UPDATE, 5:24 p.m.:


UPDATE, 5:20 p.m.:

Heather Yarbrough brought her 5-month-old daughter, Kaimana, and her 9-week-old pit bull puppy, Madame, to the rally. Yarbrough said that with two young children and a new puppy, she hadn’t been keeping up with the presidential campaign. “My friends have been raving for Bernie. I had to see for myself.” She’s from Kansas but is relocating to Steilacoom with her husband.

Bonnie Wright, left, and Heather Yarbrough
Bonnie Wright, left, and Heather Yarbrough

UPDATE, 5:16 p.m.:


UPDATE: 5:02 p.m.:

April Sims brought her two daughters to the Bernie Sanders rally, and while waiting in the long line outside Safeco Field, she gathered signatures for a statewide initiative seeking to raise the minimum wage.
Sims, who works for the Washington State Labor Council, a coalition of labor unions, said she had signed up at least 85 people in a couple of hours.
“I’m just taking advantage of being surrounded by so many like-minded people,” she said.
Sims noted both Sanders and his Democratic opponent, Hillary Clinton, had endorsed the proposed measure.
Initiative 1433 seeks to raise the statewide minimum wage to $13.50 per hour over four years and give workers up to seven days of “safe and sick leave” credit per year.
Daughter Niah Sims, 13, said she was excited to see Sanders.
Her favorite thing about him?
“That he’s not like Trump,” she said.


UPDATE, 5 p.m.:


UPDATE: 4:48 p.m.:

Sean Donatello, from Washington, D.C., took  time out of his vacation in Seattle to attend Bernie Sanders’ rally. He said he supports Sanders’ socialist policies including free college tuition, revamping the Affordable Care Act and his support for women and minorities. “It’s not just that he isn’t a bigot. He’s got the longest history of standing up for the little people.”

Sean Donatello
Sean Donatello

UPDATE: 4:42 p.m.:

 


UPDATE, 4:38 p.m.:

Lynn and Mike Treseler
Lynn and Mike Treseler

Lynn and Mike Treseler of Edmonds came to Seattle to support Bernie Sanders.
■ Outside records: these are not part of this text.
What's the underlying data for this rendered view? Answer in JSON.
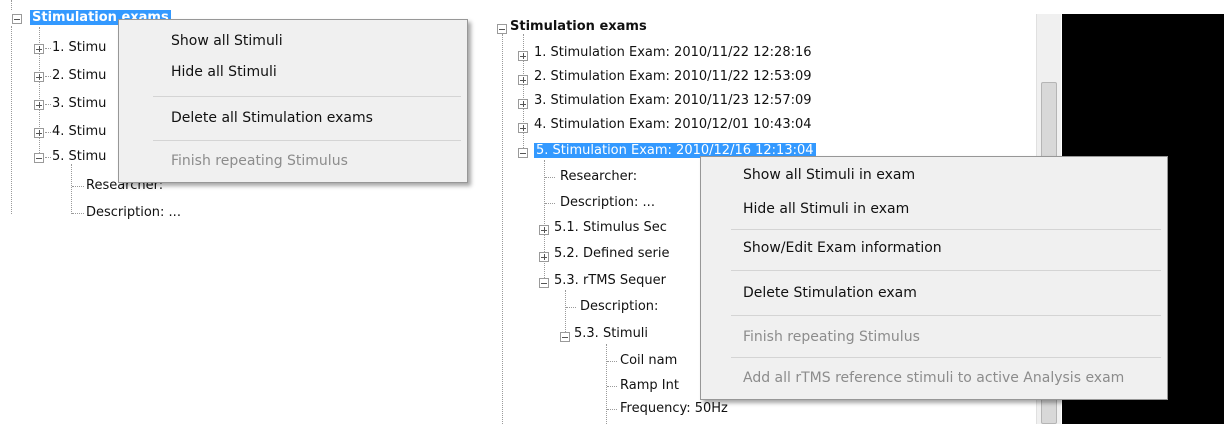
{
  "left_panel": {
    "root_label": "Stimulation exams",
    "exams": [
      {
        "label": "1. Stimu"
      },
      {
        "label": "2. Stimu"
      },
      {
        "label": "3. Stimu"
      },
      {
        "label": "4. Stimu"
      },
      {
        "label": "5. Stimu"
      }
    ],
    "children": [
      {
        "label": "Researcher:"
      },
      {
        "label": "Description: ..."
      }
    ],
    "context_menu": {
      "items": [
        {
          "label": "Show all Stimuli",
          "enabled": true
        },
        {
          "label": "Hide all Stimuli",
          "enabled": true
        },
        {
          "label": "Delete all Stimulation exams",
          "enabled": true
        },
        {
          "label": "Finish repeating Stimulus",
          "enabled": false
        }
      ]
    }
  },
  "right_panel": {
    "root_label": "Stimulation exams",
    "exams": [
      {
        "label": "1. Stimulation Exam: 2010/11/22 12:28:16"
      },
      {
        "label": "2. Stimulation Exam: 2010/11/22 12:53:09"
      },
      {
        "label": "3. Stimulation Exam: 2010/11/23 12:57:09"
      },
      {
        "label": "4. Stimulation Exam: 2010/12/01 10:43:04"
      },
      {
        "label": "5. Stimulation Exam: 2010/12/16 12:13:04"
      }
    ],
    "exam5_children": [
      {
        "label": "Researcher:"
      },
      {
        "label": "Description: ..."
      },
      {
        "label": "5.1. Stimulus Sec"
      },
      {
        "label": "5.2. Defined serie"
      },
      {
        "label": "5.3. rTMS Sequer"
      }
    ],
    "rtms_children": [
      {
        "label": "Description:"
      },
      {
        "label": "5.3. Stimuli"
      }
    ],
    "stimuli_children": [
      {
        "label": "Coil nam"
      },
      {
        "label": "Ramp Int"
      },
      {
        "label": "Frequency: 50Hz"
      }
    ],
    "context_menu": {
      "items": [
        {
          "label": "Show all Stimuli in exam",
          "enabled": true
        },
        {
          "label": "Hide all Stimuli in exam",
          "enabled": true
        },
        {
          "label": "Show/Edit Exam information",
          "enabled": true
        },
        {
          "label": "Delete Stimulation exam",
          "enabled": true
        },
        {
          "label": "Finish repeating Stimulus",
          "enabled": false
        },
        {
          "label": "Add all rTMS reference stimuli to active Analysis exam",
          "enabled": false
        }
      ]
    }
  },
  "colors": {
    "selection": "#3399ff",
    "menu_bg": "#f0f0f0",
    "disabled_text": "#8c8c8c",
    "side_panel": "#000000"
  }
}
Lynn said she feels passionate about the inequality in the country and Sanders’ message that it’s a rigged economy. “Corporations are controlling so much. The richest people are getting richer. There’s terrible poverty. I’m surprised there hasn’t been a revolution already.”
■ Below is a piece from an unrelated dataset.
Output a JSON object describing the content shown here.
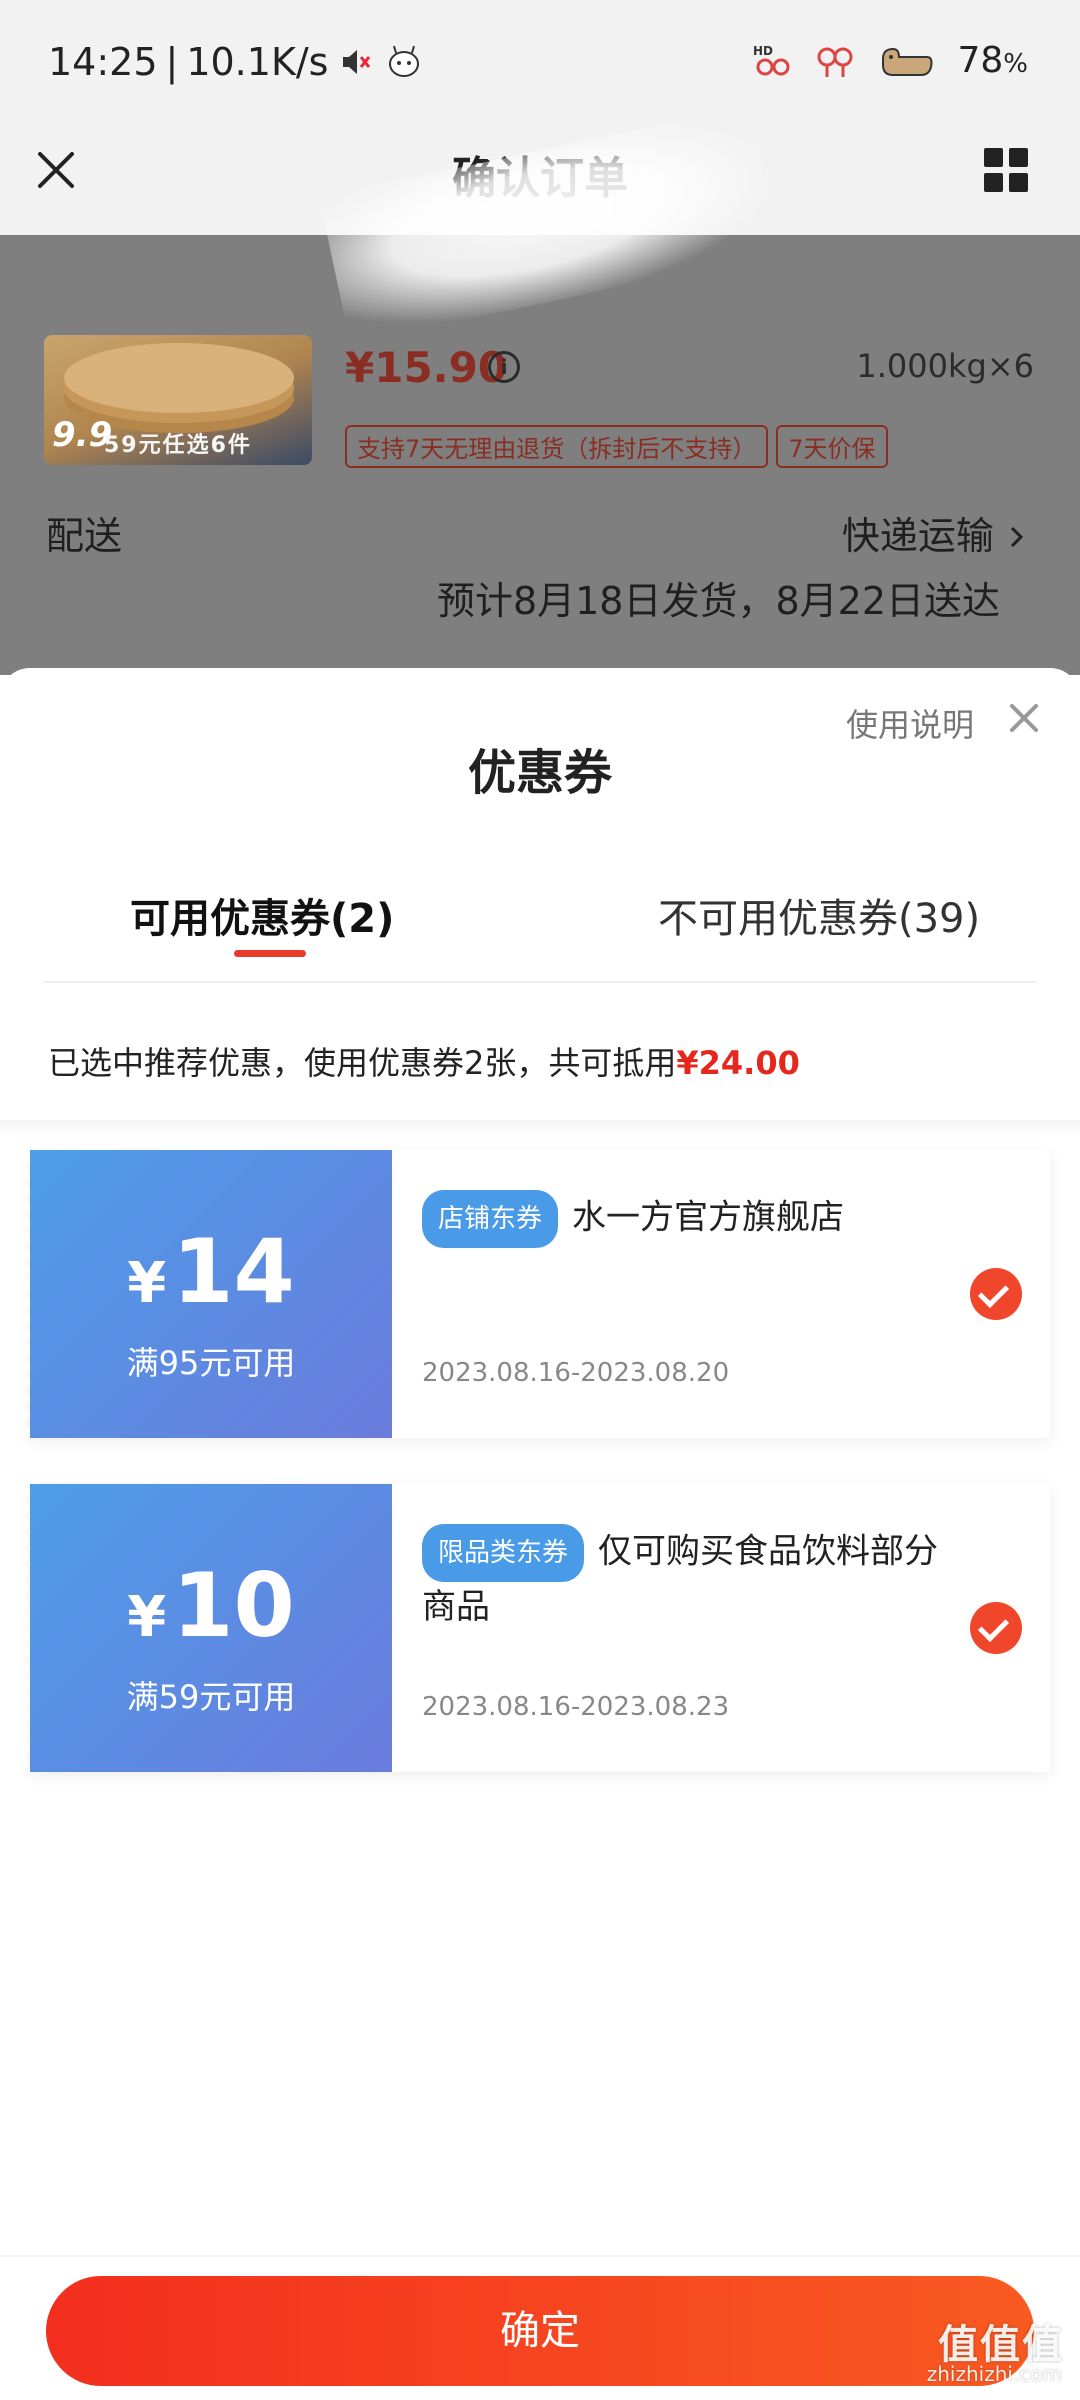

UPDATE, 4:29 p.m.:

Wearing a shirt that reads, “99% love Bernie Sanders,” T-shirt vendor Andrew Houston, 51, of Vancouver, said he had sold about 150 shirts in three to four hours outside Safeco Field.
Houston’s company, yugewear.com, donates $3 from each shirt sale to the Sanders campaign, he said.

Andrew Houston
Andrew Houston

A sign taped to Houston’s arm displayed prices as follows:
“Bernie? Not for sale. This T-shirt? $20.”


UPDATE, 4:22 p.m.:

A group of Seattle area Sikhs wait in line for the Bernie Sanders rally.
A group of Seattle area Sikhs wait in line for the Bernie Sanders rally. Sanders’ values parallel ours, said Jaspreet

UPDATE, 4:08 p.m.:

The line from Safeco Field stretched across the street past CenturyLink Field, snaked through its north parking lot, then doglegged around a building to Occidental Avenue.

Near its end three teenagers from Mill Creek held signs reading “Gays for Bernie,” “Feel the Bern,” and “Latinxs Por Bernie.”

Miguel Carroll, 17, said by the time of the presidential election, he will have turned 18.

“So we are caucusing tomorrow,” Carroll said.

He and friends Shione Borgal, 18, and Molica Perry, 17, said they support Bernie Sanders because he appeals to a more diverse group of people, including immigrants, gays and low-income families.

“I absolutely love his consistency,” said Carroll. “You can’t see that in Hillary.”

Perry added that Sanders’ stances on the environment, reducing student debt and racial-inequality issues attract her the most to his candidacy.


UPDATE, 4:01 p.m.:


UPDATE, 3:54 p.m.:


UPDATE, 1:53 p.m.:

The Sanders campaign kicked off the day bright and early with this tongue-in-cheek tweet promoting the event: